LONDON (Reuters) - Prime Minister Theresa May survived a confidence vote by the Conservative Party on Wednesday, but a mutiny by more than a third of her lawmakers indicated parliament was heading towards deadlock over Brexit.
While 200 Conservative lawmakers voted in support of May as leader, 117 dissented, indicating opposition not only from several dozen supporters of a hard Brexit but also from many more pragmatic lawmakers - and signalling that she was no nearer to passing her EU divorce agreement.
It was not the robust affirmation she needed as she heads to Brussels on Thursday to ask the other 27 EU leaders, who have made room for her at a summit, for clarification of the deal to reassure the doubters.
On Monday, May had cancelled a parliamentary vote on her deal, struck after two years of negotiations and designed to maintain close future ties with the bloc, after admitting it would be heavily defeated.
With Britain due to leave the EU on March 29, parliament’s opposition has suddenly opened up possibilities including a potentially disorderly exit with no deal or even another referendum on membership.
Speaking in Downing Street after the vote, May said she would listen to those who had voted against her and seek legal assurances on the most controversial part of her deal - an insurance policy to prevent a hard border between EU member Ireland and the British province of Northern Ireland.
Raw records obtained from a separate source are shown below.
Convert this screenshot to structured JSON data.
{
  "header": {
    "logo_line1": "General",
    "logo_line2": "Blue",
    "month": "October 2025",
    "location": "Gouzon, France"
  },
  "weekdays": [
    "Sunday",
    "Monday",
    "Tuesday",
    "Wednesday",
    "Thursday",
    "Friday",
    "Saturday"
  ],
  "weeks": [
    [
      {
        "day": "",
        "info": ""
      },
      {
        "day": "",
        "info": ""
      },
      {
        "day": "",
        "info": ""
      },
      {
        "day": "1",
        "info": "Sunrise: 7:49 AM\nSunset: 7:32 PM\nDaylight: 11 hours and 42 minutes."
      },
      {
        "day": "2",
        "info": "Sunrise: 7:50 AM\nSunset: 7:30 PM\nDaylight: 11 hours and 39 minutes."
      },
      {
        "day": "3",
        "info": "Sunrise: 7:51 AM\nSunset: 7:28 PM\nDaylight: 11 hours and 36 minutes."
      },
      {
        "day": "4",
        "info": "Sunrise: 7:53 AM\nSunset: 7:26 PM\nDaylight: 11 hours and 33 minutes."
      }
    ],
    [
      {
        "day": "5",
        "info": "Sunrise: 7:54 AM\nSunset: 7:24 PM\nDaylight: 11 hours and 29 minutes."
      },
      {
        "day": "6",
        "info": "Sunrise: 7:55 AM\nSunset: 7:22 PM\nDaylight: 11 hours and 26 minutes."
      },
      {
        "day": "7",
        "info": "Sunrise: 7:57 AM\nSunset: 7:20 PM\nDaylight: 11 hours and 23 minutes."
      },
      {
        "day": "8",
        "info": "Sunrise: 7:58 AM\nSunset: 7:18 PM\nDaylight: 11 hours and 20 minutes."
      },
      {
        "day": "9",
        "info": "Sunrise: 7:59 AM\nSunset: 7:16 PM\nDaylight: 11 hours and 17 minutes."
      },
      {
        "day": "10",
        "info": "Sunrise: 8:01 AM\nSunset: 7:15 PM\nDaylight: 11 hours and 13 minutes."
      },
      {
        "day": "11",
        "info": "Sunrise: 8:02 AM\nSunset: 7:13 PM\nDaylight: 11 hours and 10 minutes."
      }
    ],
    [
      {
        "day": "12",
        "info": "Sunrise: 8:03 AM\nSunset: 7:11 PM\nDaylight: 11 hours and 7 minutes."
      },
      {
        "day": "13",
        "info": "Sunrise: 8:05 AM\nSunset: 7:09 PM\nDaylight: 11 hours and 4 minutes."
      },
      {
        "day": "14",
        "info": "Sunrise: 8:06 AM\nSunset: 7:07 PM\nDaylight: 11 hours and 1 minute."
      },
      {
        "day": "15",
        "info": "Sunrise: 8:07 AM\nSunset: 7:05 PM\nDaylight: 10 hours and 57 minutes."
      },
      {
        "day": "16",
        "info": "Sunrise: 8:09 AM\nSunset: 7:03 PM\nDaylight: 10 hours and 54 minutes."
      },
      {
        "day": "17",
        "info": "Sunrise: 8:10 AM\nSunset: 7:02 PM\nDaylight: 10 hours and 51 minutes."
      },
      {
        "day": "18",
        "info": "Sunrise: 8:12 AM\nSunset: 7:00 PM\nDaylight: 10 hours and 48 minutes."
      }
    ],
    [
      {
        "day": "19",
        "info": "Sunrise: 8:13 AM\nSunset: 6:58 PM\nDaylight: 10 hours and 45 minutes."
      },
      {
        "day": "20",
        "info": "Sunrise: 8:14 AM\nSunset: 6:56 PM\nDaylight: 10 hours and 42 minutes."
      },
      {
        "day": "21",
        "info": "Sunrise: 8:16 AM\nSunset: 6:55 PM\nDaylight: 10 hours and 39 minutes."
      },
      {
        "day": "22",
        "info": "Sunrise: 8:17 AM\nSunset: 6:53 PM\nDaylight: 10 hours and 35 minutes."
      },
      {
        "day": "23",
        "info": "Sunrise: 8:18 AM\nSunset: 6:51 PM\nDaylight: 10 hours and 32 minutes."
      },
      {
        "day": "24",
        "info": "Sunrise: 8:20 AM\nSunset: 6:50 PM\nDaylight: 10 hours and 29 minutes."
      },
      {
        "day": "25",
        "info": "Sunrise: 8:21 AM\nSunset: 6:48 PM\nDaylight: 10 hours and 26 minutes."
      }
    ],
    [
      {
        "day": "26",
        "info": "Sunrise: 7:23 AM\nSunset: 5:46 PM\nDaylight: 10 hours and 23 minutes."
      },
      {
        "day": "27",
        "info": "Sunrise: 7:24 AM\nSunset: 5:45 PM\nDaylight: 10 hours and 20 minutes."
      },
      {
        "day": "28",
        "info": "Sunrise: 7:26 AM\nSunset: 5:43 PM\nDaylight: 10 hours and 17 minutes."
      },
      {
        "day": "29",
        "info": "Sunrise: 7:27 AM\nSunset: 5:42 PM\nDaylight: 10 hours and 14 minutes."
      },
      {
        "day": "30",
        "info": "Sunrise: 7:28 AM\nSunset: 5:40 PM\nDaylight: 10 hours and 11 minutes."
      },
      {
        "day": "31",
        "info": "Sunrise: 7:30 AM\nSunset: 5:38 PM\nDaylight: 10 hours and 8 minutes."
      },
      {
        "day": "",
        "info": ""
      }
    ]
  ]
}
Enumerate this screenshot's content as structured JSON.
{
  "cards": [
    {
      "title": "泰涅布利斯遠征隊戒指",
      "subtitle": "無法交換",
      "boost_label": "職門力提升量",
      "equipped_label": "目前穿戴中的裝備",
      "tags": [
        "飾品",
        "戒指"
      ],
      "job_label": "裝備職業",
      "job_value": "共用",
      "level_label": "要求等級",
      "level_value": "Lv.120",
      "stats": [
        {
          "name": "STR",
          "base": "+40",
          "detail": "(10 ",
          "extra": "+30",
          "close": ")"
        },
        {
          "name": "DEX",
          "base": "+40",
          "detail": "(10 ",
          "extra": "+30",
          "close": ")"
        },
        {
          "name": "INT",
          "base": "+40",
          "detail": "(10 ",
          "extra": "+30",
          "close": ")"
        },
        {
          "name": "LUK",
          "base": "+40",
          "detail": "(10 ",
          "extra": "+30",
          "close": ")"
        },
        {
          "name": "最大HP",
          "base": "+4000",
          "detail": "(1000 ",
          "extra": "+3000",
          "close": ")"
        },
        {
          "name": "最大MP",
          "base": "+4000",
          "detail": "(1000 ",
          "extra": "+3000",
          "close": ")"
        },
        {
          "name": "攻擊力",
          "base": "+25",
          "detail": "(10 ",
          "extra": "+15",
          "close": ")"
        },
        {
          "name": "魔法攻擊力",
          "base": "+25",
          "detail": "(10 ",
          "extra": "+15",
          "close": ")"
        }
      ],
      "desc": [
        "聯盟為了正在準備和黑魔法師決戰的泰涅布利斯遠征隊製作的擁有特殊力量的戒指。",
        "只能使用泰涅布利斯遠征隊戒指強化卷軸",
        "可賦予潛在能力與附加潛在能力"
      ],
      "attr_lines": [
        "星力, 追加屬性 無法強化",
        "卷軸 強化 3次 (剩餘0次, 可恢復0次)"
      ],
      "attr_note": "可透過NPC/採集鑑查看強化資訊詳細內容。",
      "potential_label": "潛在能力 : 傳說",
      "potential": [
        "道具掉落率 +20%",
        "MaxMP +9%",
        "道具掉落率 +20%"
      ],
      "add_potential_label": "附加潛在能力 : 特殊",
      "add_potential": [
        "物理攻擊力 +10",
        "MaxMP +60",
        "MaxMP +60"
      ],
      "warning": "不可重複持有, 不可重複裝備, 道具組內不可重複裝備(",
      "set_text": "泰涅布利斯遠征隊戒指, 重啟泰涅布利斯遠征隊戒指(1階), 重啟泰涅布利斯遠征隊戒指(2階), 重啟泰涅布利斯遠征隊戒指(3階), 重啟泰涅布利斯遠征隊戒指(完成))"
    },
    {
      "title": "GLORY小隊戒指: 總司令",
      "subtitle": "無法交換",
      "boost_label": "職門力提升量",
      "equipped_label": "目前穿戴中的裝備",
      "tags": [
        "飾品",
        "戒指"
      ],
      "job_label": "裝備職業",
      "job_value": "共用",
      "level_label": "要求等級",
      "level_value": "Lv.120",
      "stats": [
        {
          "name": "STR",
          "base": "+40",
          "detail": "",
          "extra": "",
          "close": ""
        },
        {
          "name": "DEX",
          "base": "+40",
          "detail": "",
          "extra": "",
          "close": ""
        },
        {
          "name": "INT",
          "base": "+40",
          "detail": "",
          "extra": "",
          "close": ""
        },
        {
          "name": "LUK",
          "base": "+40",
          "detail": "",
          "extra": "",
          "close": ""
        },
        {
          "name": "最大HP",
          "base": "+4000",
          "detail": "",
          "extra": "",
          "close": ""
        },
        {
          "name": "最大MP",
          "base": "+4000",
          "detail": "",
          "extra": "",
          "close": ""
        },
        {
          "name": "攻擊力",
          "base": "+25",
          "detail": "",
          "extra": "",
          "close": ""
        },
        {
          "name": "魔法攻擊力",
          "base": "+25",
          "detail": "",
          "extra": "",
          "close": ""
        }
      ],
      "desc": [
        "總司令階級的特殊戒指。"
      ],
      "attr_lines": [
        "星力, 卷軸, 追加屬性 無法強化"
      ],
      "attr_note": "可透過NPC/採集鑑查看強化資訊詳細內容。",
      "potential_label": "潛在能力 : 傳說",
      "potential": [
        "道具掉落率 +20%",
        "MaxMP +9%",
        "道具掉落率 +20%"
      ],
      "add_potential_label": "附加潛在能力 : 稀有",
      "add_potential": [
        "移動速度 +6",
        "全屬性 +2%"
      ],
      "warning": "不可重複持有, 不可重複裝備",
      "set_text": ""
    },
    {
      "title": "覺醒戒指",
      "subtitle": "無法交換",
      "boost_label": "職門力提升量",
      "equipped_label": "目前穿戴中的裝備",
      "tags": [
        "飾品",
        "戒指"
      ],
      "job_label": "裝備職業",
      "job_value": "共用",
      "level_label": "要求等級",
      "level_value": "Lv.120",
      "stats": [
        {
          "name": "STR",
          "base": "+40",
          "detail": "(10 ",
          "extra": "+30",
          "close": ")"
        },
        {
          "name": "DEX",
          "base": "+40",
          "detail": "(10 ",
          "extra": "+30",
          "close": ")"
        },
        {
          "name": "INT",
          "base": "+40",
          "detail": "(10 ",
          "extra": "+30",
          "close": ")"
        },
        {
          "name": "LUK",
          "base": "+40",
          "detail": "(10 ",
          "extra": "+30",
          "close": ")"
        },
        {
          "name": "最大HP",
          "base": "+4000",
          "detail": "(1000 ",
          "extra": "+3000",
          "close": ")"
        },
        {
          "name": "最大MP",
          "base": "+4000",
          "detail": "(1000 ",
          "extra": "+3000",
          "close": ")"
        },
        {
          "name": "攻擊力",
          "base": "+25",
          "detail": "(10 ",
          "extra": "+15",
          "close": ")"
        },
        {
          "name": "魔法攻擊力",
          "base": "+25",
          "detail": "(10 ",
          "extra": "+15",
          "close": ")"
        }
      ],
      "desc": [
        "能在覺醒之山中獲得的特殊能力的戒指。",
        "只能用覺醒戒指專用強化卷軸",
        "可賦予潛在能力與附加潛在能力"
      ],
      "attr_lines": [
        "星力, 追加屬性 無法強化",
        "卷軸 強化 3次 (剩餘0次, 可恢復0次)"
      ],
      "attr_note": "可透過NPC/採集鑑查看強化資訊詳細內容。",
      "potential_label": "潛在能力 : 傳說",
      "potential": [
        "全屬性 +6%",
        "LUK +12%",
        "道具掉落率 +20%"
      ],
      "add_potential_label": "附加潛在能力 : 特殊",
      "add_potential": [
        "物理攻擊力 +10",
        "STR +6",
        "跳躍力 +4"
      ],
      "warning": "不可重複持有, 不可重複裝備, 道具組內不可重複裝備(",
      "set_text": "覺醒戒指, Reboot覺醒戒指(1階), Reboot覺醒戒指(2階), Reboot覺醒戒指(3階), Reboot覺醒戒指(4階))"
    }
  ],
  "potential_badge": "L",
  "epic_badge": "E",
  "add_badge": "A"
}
Many in her party fear that these “backstop” measures could last indefinitely.
“A significant number of colleagues did cast a vote against me and I’ve listened to what they said,” May said. “We now have to get on with the job of delivering Brexit for the British people.”
However, EU leaders have lined up to say they have no intention of changing the agreement.
And diplomatic sources in Brussels told Reuters the draft of a document being prepared for May included only the possibility that the bloc would look into giving Britain more assurances over the Irish backstop, without offering any immediately.
Eurosceptic critics of the deal within May’s party triggered the no-confidence vote hours after she returned from a whistle-stop tour to meet European leaders at the start of the week.
Supporters said the result showed the party should now get behind her. But the eurosceptics who see her deal as a betrayal of the 2016 referendum said she should now quit.
“It is a terrible result for the prime minister,” Jacob Rees-Mogg, leader of a hard Brexit faction, told BBC Television. “The prime minister must realise that, under all constitutional norms, she ought to go and see the queen urgently and resign.”
May, who voted to remain in the EU in the referendum, had warned opponents of her withdrawal deal that if they toppled her, Brexit would be delayed or stopped.
Shortly before the vote, May sought to win over wavering lawmakers by promising to step down before the 2022 election. But the confidence vote was also a proxy for the party’s divisions over Europe.
“If you’re a PM and a third of your MPs vote against you, that is very bad news,” eurosceptic lawmaker Mark Francois told Reuters.
The Northern Irish party that props up her government - and strongly opposes her withdrawal deal - said the fundamental arithmetic in parliament was unchanged. The opposition Labour Party said she must now bring the agreement back to parliament.
Brexit is Britain’s most significant political and economic decision since World War Two. Pro-Europeans fear the departure will weaken the West as it grapples with the U.S. presidency of Donald Trump and growing assertiveness from Russia and China.
The outcome will shape Britain’s $2.8 trillion economy, have far-reaching consequences for the unity of the kingdom and determine whether London keeps its place as one of the top two global financial centres.
Supporters of Brexit admit there may be some short-term pain for the economy, but say it will prosper in the long term when cut free from the EU, which they cast as a failing German-dominated experiment in European integration.
May, 62, won the top job in the turmoil that followed the 2016 EU referendum, where Britons decided by 52 percent to 48 to leave the EU. She promised to implement Brexit while keeping close ties to the bloc, to heal a divided nation.
Sterling jumped as high as $1.2672 GBP=D3 as the result came in but then fell to $1.2605, still up 1 percent on the day, after it emerged that the number of lawmakers who had voted against May was higher than many in the markets had expected.
“It is right at the top end of the number of people who were expected to be against her,” said John Curtice, one of Britain’s leading polling experts. “It is not unlikely that she will go by some point in April-May time.”
Additional reporting by Andy Bruce, Kate Holton, Andy MacAskill, Ben Martin, David Milliken, William Schomberg and Paul Sandle in London and Gabriela Baczynska in Brussels; Writing by Michael Holden and Guy Faulconbridge; Editing by Mark John and Kevin Liffey